Lecture: Against the Current, The Remarkable Life of Agnes Deans Cameron

Cathy Converse presents “Against the Current: The Remarkable Life of Agnes Deans Cameron,” an illustrated lecture based on her newly released book, at 7pm on Thursday, June 14 in the Courtenay and District Museum.

Agnes Deans Cameron was an extraordinary woman who set the educational establishment on edge. Born in Victoria to Scottish immigrants in 1863, she was ahead by a century and achieved a number of “firsts” in her life. She was one of the most well-known educators, writers, and lecturers in Canada and put western Canada on the map through her writing, cycling, and encouragement of Western immigration.

Click for More Info

May 2018 Watershed Moments

Here is the latest newsletter installment of an image and quote from the museum’s award-winning book Watershed Moments – A Pictorial History of Courtenay and District.

Click for Larger Image


Click for Larger Image

Photo credit: Bedroom suite in the Courtenay Hotel, 1941. Charles Sillence photograph. Photo: CDM Sillence Collection. Page 137.

Photo caption: “Before World War I, [William] Lewis added a third storey, and there was no shortage of visitors when the E & N Railway arrived in Courtenay in 1914…Major renovations and additions in 1916 and 1938 left the building with a stucco finish and increased protection against flooding.” Page 68.

Periodical Wisdom

Women’s magazines and periodicals from the past offer some great advice on things like how to economize, care for your baby’s teeth or even the proper way to make social introductions.

We’ve scoured the archives for some examples to share with you. As always, please remember to take the information with “a grain of salt” and use your common sense before implementing.

This month’s write-up is an article is from The Ladies’ Review of May 1908 and offers “Some Homely Cleansing Agents.”

Click for Larger Image

Click for Larger Image

April 2018 Watershed Moments

Here is the latest newsletter installment of an image and quote from the museum’s award-winning book Watershed Moments – A Pictorial History of Courtenay and District.

Click for Larger Image

Click for Larger Image

Photo credit: Courtenay’s original city centre, ca. 1905. Walter Gage photograph. Photo: CDM 972.270.2. Page 62-63.

Photo caption: “”Lewistown,” as some called it, was just across from the head of the slough, at the junction of Dyke Road and Upper Prairie Road. It became a thriving commercial centre…Opposite the hotel was McKean & Biscoe’s dry goods and grocery store. The Masonic Lodge met on the upper floor of this building for thirty-three years. Courtenay’s first bank, the Royal Bank of Canada, opened here in 1909.” Page 63.

March 2018 Watershed Moments

Here is the latest newsletter installment of an image and quote from the museum’s award-winning book Watershed Moments – A Pictorial History of Courtenay and District.

Click for Larger Image

Click for Larger Image

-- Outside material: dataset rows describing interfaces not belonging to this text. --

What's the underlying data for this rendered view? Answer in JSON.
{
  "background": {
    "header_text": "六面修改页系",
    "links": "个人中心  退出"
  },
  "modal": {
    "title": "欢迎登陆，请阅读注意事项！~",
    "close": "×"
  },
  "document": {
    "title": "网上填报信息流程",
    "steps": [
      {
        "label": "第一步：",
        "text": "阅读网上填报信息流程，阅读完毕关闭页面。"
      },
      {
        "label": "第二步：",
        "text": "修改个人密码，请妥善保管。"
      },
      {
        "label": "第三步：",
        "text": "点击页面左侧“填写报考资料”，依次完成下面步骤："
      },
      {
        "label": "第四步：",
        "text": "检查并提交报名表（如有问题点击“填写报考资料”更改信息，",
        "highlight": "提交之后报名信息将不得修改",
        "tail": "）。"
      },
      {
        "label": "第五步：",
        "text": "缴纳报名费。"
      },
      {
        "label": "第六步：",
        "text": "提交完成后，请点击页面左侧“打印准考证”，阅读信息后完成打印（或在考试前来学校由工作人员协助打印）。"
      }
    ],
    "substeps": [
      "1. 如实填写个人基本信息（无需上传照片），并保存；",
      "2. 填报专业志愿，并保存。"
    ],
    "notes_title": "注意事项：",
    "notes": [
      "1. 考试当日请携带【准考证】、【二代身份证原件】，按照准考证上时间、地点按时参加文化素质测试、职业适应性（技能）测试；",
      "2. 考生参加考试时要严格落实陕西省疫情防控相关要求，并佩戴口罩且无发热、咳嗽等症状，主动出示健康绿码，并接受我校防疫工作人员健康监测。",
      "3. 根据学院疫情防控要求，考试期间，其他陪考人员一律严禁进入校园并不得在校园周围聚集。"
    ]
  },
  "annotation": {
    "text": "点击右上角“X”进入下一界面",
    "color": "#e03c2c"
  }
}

Photo credit: Girl Guides depart from Royston train station, 1928. Left to right: Gladys Idiens, Joyce Edwards, Margaret Dunn, Dot Waterfield, Mrs. Mary Greig, Ritsuko Uchiyama, Lynn Hilton. Photo: CDM 990.16.26. Page 158-159.

Photo caption: “The first E & N passenger train arrived in Courtenay on August 6, 1914. The August 13 Courtenay Review noted that the train “consisted of baggage and express cars and four coaches.” The trip from Victoria covered 139.7 miles, with the train averaging a speed of roughly twenty miles an hour.

This arrival of the E & N, combined with major expansion of industrial rail lines, strengthened camps and communities such as Union Bay, Royston, Miracle Beach, Cumberland and Headquarters over the next fifty years.” Page 128.

Life on the Spit: the Photographs of Elizabeth Quocksister

Museum at Campbell River until March 4, 2018

This exhibit showcases what life was like for the families living on the Campbell River Spit Reserve during the period from the early 1940s up until the late 1960s. The photographs were taken by local woman Elizabeth Quocksister and feature many people whose descendants are still living on the Reserve today.

Psst! While technically open until March 4, it would be best to visit before February 19 because after that date the space will be shared with book sale tables.

Click here for Visitor Information